The founder and CEO of FashionTEQ, who was the only woman pitching that evening, was frank about how her personal experience inspired her to create wearable technology, stating, “I started fashion tech because I am an engineer and I am living in a woman’s world.”  She gave us a glimpse of her company’s newest product Zazzi, a pendant-like device that can be attached to necklaces, rings and bracelets, which provides notifications/vibrations when a special someone calls and keeps women discretely connected to their smartphones.  Not wanting to compromise beauty over functionality, she has partnered up with Swarovski for the next line of Zazzi.


A hunt for tacos during an ordinary lunch break was the inspiration for saySquare, a startup from Honduras that allows small businesses in developing countries to process financial transactions through a mobile payment platform.  The idea for the startup germinated when one of the founders failed to buy his lunch because the local taqueria in Honduras did not accept credit cards. He described the event as “lose-lose situation” because, as he joked, “the small business lost a sale, and I had lost my lunch.”  This situation is all too common in developing countries, he said, simply because “they don’t have a way of processing payments.”  For that reason, saySquare sees all of Latin America and the rest of the developing world as a potential market for their platform.


The last startup to pitch was Audive, a company that provides hobbyist musicians with the opportunity to collaborate and record with other hobbyists across the world. The experience of being a music lover and an immigrant in a new country had indirectly influenced the idea for Audive. As one of the founders explained, he had grown up playing guitar and “jamming” with his brother almost every week. However, once he moved to the U.S.A it was difficult for him to continue with this weekly ritual. He and his team decided to develop Audive so that music hobbyists can engage in real-time collaboration even if the users are geographically far apart from each other.

Nicole Sanchez at Manos Accelerator Demo Day


Sitting at the judges’ table were Roberto Ortiz, Director of Mobile Design at Yahoo!, Nicole Sanchez, the CEO and founder of Vaya Consulting, Rodrigo T. Garcia, founder of SHPE (Society of Hispanic Professional Engineers), and Sergio Monsalve, a partner from Norwest Ventures Partners. The distinguished panel of judges did not offer scorecards or prizes. Instead, they offered something much more valuable for entrepreneurs starting a company: feedback. While Ortiz was “looking for that magic user experience,” Sanchez was interested in hearing if the company had identified a problem that was experienced by enough people such “that it warrants a solution.”

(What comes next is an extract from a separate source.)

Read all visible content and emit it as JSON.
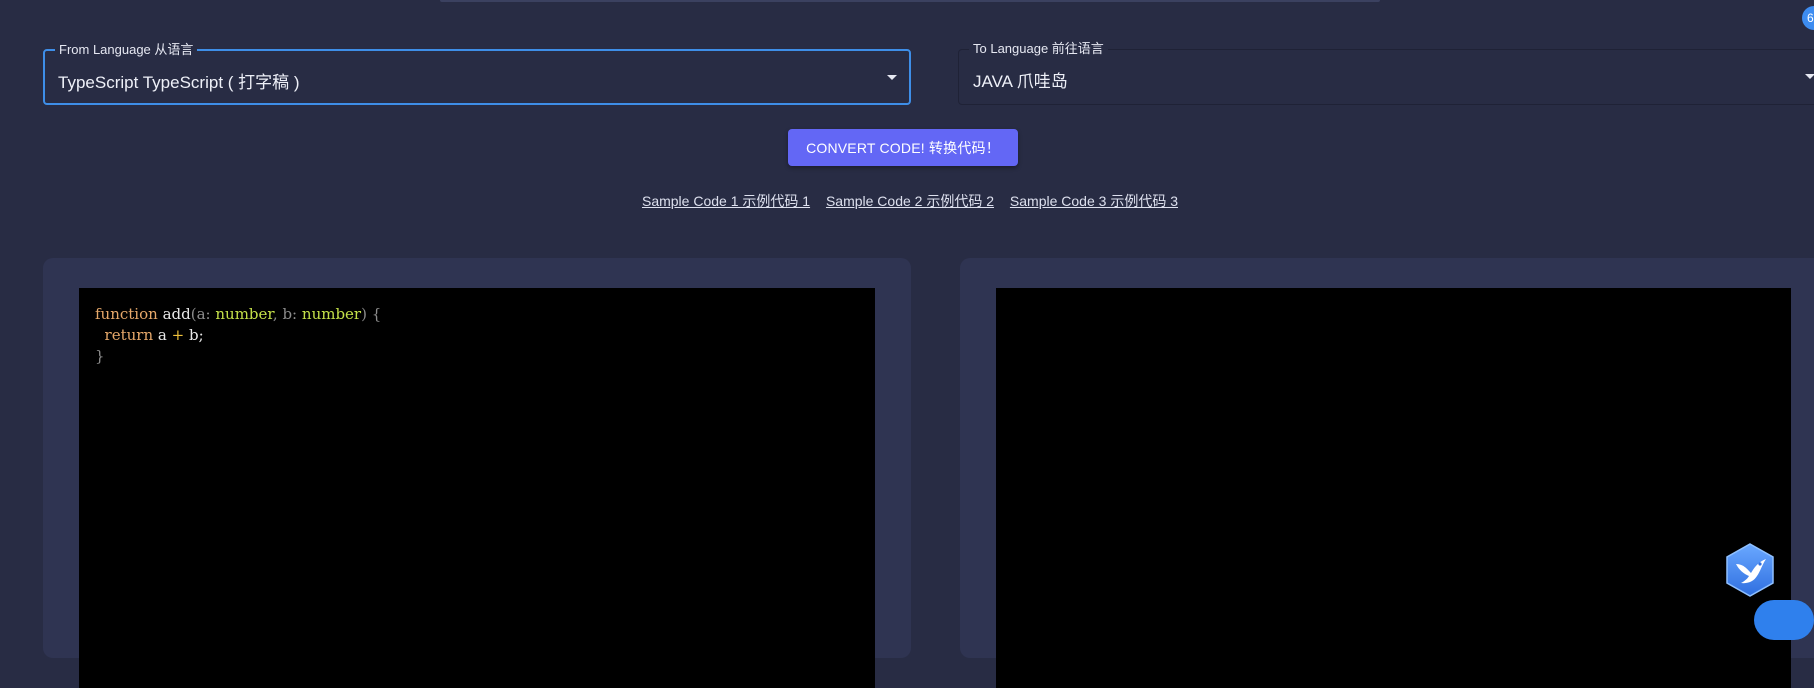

SVL looks forward to following the progress of these startups and we will keep you posted on the next Latinos in tech event.